"To be an Argentinian, playing in the Premier League and to be captain of Newcastle United. It is unusual, no?"
There is more to his rehabilitation than performances on the pitch. With two young children, Octavia, eight, and Thiago, four, it is their happiness in England that has given him stability.
"It was a challenge for me to adapt but I never wanted to quit. That first year was difficult. I didn't speak the language, it was a new culture, new country, new style (of football) and I signed for a club with a lot of problems.
"Relegation was hard. I felt like a failure, I was ashamed, but I never thought it was a mistake to come to England. I wanted to prove myself to Newcastle, to English football.
"If I had left that summer I would have been a failure. It made me more determined."
It is determination that will be rewarded with a new contract, a four-year extension that could mean he ends his career on Tyneside. It is a decision that will go down well at home.
"I love Newcastle. I don't like the winters, they are hard, but I like the way of life. When I was young I loved the English language," he said.
"I went to an English school, but in the afternoon I played football so I missed my lessons.
"It was always in my mind that I would like my children to learn English and my little girl, she is fluent. She teaches me. My son, he has a small problem with language, but he is better than me. They make me a proud father. They have English friends, my daughter has a Newcastle accent. Sometimes I can't understand her. They went to Argentina for three months and they couldn't wait to come back to Newcastle. They missed their friends.
"There is a story I tell all the time in Argentina. My dog, Choco, ran away and I thought I would never see him again. The next day, a policeman came to our house.

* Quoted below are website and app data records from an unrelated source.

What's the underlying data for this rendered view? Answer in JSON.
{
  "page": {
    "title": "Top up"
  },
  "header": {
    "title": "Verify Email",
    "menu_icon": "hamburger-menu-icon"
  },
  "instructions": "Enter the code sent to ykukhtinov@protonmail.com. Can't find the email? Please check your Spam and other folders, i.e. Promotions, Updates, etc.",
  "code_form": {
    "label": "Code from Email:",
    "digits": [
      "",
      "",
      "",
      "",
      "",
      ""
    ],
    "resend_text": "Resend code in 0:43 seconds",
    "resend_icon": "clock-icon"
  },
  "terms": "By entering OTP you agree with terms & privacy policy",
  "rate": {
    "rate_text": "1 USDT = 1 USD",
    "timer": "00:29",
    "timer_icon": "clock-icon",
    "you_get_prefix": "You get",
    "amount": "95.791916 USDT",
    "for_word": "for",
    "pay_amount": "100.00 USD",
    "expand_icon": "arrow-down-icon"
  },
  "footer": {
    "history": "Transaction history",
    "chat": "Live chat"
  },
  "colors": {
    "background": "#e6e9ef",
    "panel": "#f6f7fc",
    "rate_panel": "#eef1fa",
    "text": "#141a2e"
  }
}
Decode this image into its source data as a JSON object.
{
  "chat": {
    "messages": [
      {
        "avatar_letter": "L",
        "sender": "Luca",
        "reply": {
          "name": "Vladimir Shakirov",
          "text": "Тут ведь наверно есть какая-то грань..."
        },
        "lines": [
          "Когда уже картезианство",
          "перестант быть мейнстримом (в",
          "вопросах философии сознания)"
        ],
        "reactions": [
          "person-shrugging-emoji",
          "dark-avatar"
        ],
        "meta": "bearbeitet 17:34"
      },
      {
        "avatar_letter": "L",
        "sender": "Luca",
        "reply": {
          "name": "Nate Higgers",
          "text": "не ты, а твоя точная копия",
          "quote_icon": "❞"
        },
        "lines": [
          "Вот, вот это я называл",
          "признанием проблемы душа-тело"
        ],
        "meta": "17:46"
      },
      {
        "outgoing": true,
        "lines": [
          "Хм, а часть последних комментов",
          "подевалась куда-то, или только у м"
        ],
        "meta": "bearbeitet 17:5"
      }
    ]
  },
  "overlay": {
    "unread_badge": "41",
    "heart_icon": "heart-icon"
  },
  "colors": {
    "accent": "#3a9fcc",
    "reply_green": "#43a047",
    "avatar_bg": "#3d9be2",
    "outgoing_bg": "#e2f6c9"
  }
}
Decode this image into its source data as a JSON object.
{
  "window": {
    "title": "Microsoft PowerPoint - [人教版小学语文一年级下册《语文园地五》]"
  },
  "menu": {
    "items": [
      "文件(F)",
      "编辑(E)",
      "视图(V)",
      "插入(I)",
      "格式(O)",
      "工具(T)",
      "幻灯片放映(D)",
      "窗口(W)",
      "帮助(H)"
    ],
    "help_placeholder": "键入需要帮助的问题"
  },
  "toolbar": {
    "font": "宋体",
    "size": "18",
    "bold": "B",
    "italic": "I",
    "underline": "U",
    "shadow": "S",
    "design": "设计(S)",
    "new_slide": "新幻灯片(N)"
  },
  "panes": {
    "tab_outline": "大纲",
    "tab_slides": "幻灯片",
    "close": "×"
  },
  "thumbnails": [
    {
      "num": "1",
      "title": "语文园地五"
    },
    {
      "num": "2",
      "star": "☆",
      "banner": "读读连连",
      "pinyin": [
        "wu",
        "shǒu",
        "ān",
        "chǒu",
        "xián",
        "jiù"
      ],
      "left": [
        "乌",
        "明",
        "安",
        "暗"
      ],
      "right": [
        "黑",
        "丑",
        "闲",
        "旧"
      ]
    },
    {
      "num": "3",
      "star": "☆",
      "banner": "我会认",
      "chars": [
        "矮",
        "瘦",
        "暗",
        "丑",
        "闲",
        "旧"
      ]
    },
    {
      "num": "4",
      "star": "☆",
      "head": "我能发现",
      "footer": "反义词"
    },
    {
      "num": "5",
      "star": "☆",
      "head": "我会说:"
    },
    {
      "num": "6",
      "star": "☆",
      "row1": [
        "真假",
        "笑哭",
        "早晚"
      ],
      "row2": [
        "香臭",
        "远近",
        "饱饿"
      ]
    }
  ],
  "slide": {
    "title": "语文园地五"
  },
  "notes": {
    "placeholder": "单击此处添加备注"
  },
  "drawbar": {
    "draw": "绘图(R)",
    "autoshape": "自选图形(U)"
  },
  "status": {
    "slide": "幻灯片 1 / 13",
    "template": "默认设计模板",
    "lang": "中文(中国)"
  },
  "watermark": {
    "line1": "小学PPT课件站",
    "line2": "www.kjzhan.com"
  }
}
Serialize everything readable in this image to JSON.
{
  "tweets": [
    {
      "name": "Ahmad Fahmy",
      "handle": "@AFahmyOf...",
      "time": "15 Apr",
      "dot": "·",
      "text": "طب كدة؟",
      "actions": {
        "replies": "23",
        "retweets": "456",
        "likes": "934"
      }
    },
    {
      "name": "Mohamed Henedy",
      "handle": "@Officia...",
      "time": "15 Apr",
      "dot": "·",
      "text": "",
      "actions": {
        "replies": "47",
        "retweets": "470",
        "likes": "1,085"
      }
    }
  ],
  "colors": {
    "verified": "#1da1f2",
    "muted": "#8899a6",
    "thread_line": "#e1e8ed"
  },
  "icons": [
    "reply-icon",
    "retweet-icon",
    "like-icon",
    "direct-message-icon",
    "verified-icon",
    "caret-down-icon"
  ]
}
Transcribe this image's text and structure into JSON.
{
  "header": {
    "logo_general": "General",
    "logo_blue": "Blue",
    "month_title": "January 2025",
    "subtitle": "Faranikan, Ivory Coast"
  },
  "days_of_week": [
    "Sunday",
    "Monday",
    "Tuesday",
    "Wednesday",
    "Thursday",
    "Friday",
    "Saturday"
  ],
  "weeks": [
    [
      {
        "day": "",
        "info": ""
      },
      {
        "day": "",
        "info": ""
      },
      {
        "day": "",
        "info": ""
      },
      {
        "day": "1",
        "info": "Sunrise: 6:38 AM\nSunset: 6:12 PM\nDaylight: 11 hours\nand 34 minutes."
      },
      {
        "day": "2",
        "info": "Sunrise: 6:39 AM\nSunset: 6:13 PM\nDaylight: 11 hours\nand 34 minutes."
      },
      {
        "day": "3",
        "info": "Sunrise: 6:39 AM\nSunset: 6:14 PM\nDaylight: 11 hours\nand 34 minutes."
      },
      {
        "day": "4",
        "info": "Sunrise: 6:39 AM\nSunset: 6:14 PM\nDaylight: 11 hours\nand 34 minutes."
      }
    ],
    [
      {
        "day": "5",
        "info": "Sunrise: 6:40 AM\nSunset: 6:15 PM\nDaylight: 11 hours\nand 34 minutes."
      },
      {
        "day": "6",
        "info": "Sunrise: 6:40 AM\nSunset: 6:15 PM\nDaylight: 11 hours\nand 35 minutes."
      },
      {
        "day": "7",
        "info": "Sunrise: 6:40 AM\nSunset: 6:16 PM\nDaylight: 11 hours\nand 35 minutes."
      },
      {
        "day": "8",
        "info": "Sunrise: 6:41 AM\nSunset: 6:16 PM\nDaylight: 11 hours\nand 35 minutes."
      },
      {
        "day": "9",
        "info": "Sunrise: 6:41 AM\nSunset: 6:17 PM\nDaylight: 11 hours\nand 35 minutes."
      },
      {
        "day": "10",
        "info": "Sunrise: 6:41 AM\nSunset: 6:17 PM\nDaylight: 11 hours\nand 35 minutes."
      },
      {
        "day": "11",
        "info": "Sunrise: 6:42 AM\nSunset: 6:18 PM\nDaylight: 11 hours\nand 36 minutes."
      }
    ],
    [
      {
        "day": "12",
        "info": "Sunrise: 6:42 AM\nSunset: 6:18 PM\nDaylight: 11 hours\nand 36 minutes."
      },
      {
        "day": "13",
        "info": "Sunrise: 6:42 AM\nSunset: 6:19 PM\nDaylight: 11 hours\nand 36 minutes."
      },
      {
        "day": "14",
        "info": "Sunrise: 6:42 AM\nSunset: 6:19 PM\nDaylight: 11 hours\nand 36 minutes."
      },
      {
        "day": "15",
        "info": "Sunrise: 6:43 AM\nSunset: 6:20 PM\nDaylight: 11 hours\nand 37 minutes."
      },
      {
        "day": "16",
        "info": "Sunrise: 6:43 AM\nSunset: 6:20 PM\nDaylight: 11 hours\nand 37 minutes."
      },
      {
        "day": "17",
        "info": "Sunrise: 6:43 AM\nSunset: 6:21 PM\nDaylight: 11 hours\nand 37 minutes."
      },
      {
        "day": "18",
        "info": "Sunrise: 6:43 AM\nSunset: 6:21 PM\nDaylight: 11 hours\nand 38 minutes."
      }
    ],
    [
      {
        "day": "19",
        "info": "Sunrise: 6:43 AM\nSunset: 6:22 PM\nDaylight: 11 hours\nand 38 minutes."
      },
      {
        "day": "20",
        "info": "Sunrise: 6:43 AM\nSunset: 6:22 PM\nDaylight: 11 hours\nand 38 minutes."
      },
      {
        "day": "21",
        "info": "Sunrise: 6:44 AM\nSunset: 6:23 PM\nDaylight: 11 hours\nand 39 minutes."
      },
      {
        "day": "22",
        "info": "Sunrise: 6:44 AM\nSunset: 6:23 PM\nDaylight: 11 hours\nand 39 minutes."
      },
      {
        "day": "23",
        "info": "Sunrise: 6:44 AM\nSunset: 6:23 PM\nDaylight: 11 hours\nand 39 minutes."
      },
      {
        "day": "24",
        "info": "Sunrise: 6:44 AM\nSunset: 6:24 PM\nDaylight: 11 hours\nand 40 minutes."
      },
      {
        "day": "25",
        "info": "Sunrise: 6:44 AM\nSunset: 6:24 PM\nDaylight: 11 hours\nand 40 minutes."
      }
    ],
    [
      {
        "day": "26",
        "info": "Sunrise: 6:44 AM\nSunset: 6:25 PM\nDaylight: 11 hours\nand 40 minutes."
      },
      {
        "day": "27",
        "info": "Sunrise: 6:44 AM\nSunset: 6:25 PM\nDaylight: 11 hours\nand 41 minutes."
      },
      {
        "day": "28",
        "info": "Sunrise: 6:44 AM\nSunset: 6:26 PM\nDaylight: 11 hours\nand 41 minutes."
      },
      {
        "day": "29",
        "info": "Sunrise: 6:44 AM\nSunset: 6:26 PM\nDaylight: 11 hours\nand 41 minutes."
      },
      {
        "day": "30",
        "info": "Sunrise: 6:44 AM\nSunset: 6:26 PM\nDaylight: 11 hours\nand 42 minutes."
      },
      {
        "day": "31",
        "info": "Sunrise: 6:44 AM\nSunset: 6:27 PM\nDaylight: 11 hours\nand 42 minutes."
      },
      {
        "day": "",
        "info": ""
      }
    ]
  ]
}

"He said there was a fine, but my dog was back. Nobody ever believes me when I tell that story: in Argentina there are so many stray dogs, they are killed, disappear.
"In England the streets are clean and it is safe for my family. If they are happy I am happy."
For the man himself, meanwhile, there is no doubt about what will deliver the professional satisfaction he craves.
"I want to stay -- and I want to get Newcastle back into Europe." (© Daily Telegraph, London)